Product Marketing and Product Manager Question Examples

  • What is your favorite Microsoft product, and how would you market it?
  • Tell me about a product that you think is marketed well and why?
  • We want to introduce one of our products for data analytics to small businesses. How would you market it to them?
  • Design a three-button remote for the television.
  • How would you explain cloud computing to your grandmother?
  • How would you know what your consumers want?
  • How would you design an alarm clock for deaf people?
  • How would you motivate users to use your app every single day for a month?
  • You are the king of an island. You want to switch which side of the road everyone drives on. How do you go about doing it? Read this article from for more tips on becoming a Microsoft program manager.

Technical Question Examples for Software Engineers and Support Engineers
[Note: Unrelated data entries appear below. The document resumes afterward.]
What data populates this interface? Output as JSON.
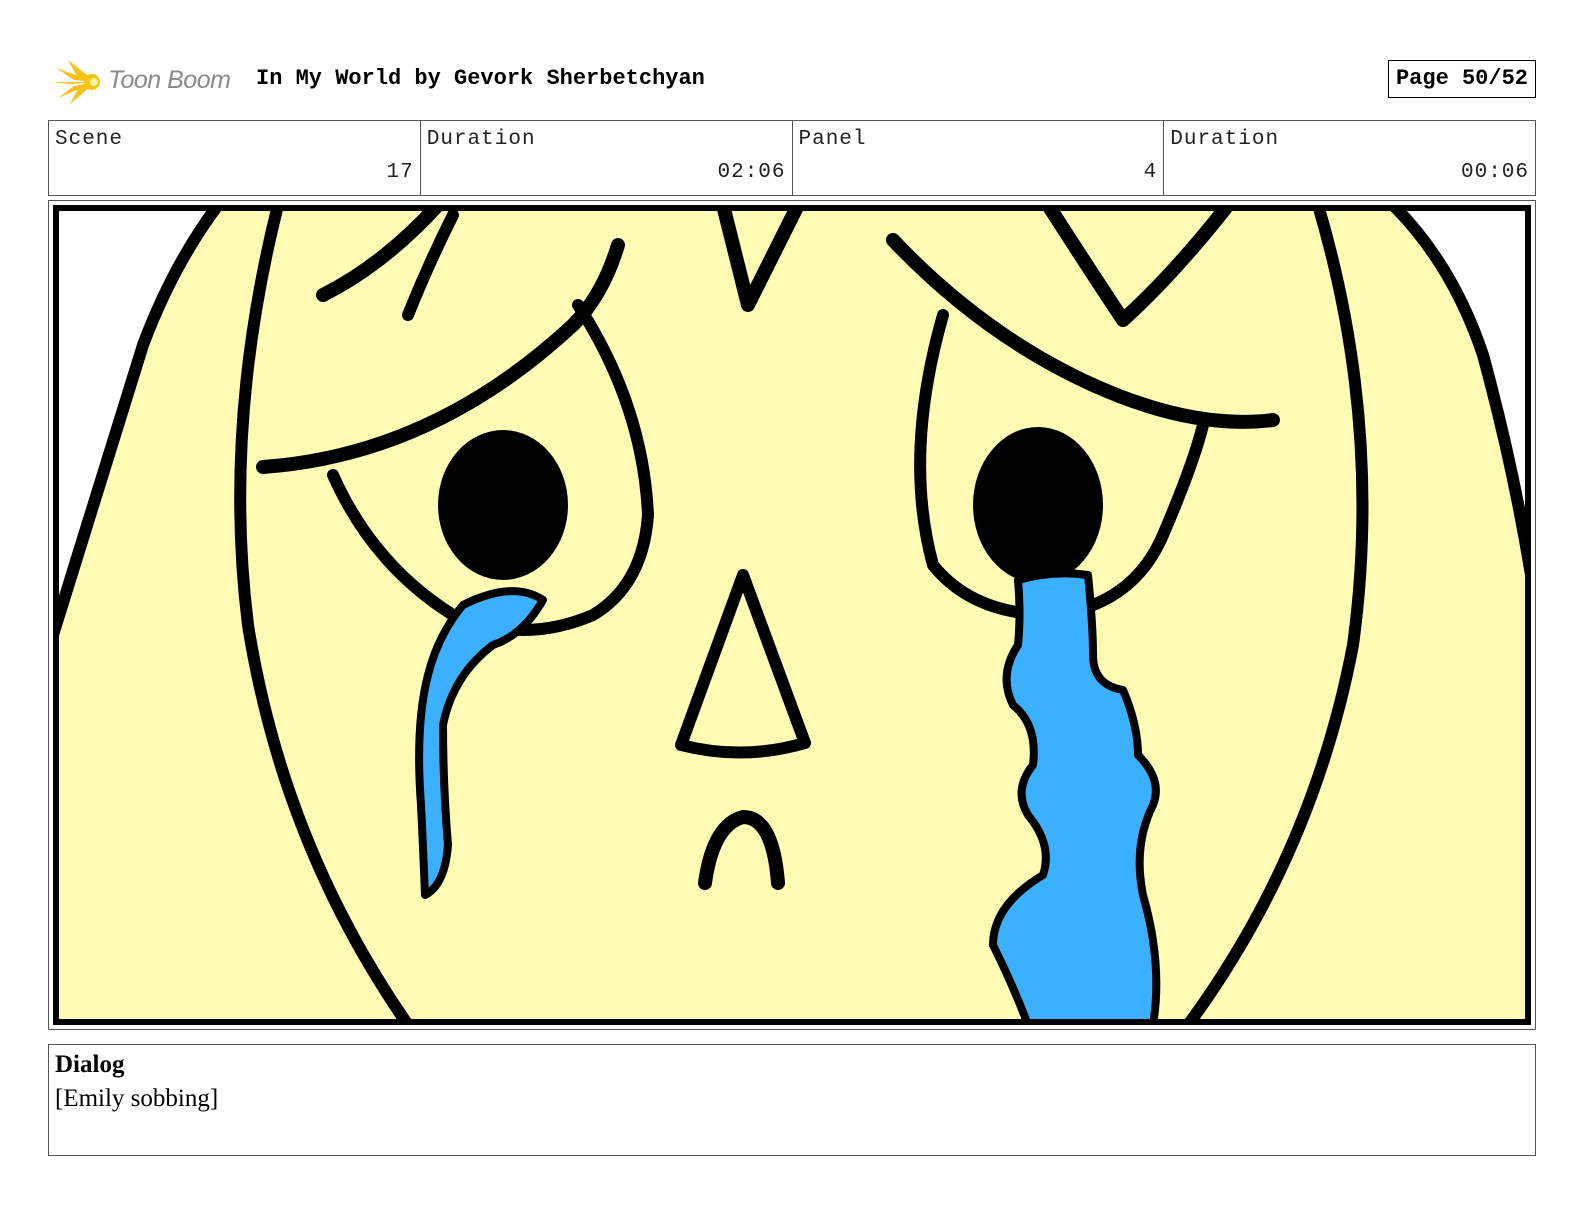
{
  "header": {
    "logo_text": "Toon Boom",
    "title": "In My World by Gevork Sherbetchyan",
    "page_indicator": "Page 50/52"
  },
  "info": {
    "scene_label": "Scene",
    "scene_value": "17",
    "scene_duration_label": "Duration",
    "scene_duration_value": "02:06",
    "panel_label": "Panel",
    "panel_value": "4",
    "panel_duration_label": "Duration",
    "panel_duration_value": "00:06"
  },
  "dialog": {
    "heading": "Dialog",
    "text": "[Emily sobbing]"
  },
  "colors": {
    "skin": "#fdfbb4",
    "tears": "#3ab0ff",
    "ink": "#000000",
    "logo_accent": "#f6c219"
  },
  "panel_art_icon": "crying-face-drawing"
}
  • How do you keep your engineering skills sharp and learn new technologies outside of your work environment?
  • Explain to your grandmother how the internet works.
  • What is the difference between C++ and Java?
  • Given an infinite list, how would you find and then remove the second to last element in the list?
  • Design a way to remove every other node from a linked list.
  • Give us one example of a project where your initial assumptions were incorrect. Describe the steps you took that uncovered this and what steps you took after.
  • Explain the concept of big O notation.
  • Why is code optimization important?
  • What is the difference between class modules and standard modules?
  • What classification does Microsoft use for security threats to its software?

Negotiate a Better Salary with

While Microsoft's hiring process can be challenging, it is, undoubtedly, rewarding. When you secure an offer from Microsoft, use the salary negotiation service offered by experienced recruiters at to negotiate an even better salary and benefits package.

  Get updates on salary trends, career tips, and more.